Microsoft is improving Teams for iOS for WFH enterprise
Microsoft is preparing to introduce the improvements in its Teams collaboration tools it discussed at this week’s JNUC 2020 event, with a new update on the way to iOS (and Android) users.
A cloud-based service
The big difference in this version is that it has been built first for the cloud and is now being made available on different platforms.
Microsoft VP Brad Anderson told me all about these plans: “We build for the Web first, and then we take that code and apply it to all the platforms,” he told me. “What this allows us to do, that’s really important to the Mac community, is that as we roll out new capabilities these roll out across all platforms at the same time.” Read more of his reflections on Apple in the enterprise here.
So, what does this mean for the upcoming version of Teams? You’ll find out more here, but here’s a few highlights from the release:
Offline support in desktop
Limited network connectivity is a reality for many of our users around the world. In March, we launched the ability to run the desktop client on Windows and macOS in environments with limited bandwidth or without a network connection. This was accomplished through caching of data and code, and we also adopted a local fetch approach over network requests which led to improved launch times of the desktop client. Now we’re working on allowing users to author messages even when offline and have them automatically sent when network connectivity is reestablished.
Improved desktop launch time

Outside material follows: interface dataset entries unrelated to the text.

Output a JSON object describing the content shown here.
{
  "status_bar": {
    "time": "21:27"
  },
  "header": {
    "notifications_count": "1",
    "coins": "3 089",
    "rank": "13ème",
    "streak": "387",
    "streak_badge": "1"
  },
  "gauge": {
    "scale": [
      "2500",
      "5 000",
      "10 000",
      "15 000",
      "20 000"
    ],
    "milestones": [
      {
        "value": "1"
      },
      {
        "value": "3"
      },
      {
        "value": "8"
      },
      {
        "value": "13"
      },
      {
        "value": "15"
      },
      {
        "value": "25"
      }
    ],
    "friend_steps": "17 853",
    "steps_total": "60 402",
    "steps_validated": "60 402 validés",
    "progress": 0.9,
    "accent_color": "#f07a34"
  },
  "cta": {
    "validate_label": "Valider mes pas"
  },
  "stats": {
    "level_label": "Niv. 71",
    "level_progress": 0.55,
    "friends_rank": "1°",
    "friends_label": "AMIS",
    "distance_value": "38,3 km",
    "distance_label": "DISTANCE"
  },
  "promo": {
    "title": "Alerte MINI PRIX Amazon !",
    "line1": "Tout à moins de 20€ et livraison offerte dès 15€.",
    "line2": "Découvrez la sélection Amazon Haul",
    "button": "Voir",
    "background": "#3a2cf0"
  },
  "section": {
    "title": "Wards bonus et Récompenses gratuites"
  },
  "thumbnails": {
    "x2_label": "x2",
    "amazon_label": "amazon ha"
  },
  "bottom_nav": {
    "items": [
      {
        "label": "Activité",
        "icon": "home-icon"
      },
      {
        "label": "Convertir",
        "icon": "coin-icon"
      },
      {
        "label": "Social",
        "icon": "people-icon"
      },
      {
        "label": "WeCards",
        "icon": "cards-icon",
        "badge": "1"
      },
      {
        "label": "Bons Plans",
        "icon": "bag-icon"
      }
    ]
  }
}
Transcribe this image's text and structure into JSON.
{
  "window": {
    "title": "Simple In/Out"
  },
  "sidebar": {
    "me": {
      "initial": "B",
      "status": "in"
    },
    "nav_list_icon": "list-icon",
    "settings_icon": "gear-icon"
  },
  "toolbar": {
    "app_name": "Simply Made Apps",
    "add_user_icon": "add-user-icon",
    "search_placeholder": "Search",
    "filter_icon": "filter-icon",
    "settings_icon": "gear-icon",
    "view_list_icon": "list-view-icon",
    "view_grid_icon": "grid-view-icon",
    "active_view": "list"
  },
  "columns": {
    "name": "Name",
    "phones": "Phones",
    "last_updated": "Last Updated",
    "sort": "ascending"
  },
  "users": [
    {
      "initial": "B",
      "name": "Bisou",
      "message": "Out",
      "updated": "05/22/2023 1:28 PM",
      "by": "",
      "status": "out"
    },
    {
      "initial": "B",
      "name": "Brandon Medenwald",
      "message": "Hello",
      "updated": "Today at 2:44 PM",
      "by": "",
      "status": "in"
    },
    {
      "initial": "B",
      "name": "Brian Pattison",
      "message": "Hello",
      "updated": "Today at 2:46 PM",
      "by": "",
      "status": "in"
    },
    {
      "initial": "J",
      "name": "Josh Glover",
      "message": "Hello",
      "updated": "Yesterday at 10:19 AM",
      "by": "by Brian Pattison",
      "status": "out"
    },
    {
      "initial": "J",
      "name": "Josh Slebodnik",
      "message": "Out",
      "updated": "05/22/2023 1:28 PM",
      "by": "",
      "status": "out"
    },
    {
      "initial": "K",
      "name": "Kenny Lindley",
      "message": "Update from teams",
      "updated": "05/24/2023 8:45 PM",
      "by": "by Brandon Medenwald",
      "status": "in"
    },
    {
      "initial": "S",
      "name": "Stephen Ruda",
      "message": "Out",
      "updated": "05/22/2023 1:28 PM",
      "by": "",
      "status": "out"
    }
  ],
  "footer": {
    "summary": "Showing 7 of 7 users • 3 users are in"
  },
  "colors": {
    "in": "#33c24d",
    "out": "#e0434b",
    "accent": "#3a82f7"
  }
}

As users start their meetings, classes, and days in Teams, it’s essential they can get things running quickly. We’re rolling out multiple updates to improve the launch time of our desktop clients on Windows and macOS. This includes deferring non-essential operations until after launch, optimized code delivery flows and service side optimizations like migrating services infrastructure to Azure Front Door. In our testing these investments resulted in a 30% reduction in application launch time.
Video rendering optimizations in desktop
With more users working and learning from home, video is a critical way to connect with others. However, video rich features can also raise the average workload of device CPUs and GPUs. To address this, we’re adjusting how much compute power is used during video calls and meetings by reducing animations, blending layers, and simplifying the overall experience. We are also making changes to video rendering, the UI overlays composite on top of the video, and hardware drivers. These improvements are rolling out now to our desktop clients on Windows and macOS with more updates coming soon.
Battery life optimizations in iOS
Staying connected through Teams on a mobile device is essential for Firstline Workers and those away from their desktops throughout the day. To reduce the Teams app battery consumption in iOS, we ’ve moved a significant amount of background processing to our cloud services and reduced the frequency of syncing static information. In our testing this resulted in close to 40% improvement in background battery life consumption. You can experience these improvements today using the latest version of the Teams app for iOS.
You also get Together mode and the capacity to see more than 48 meeting participants at once. You’ll find out more here.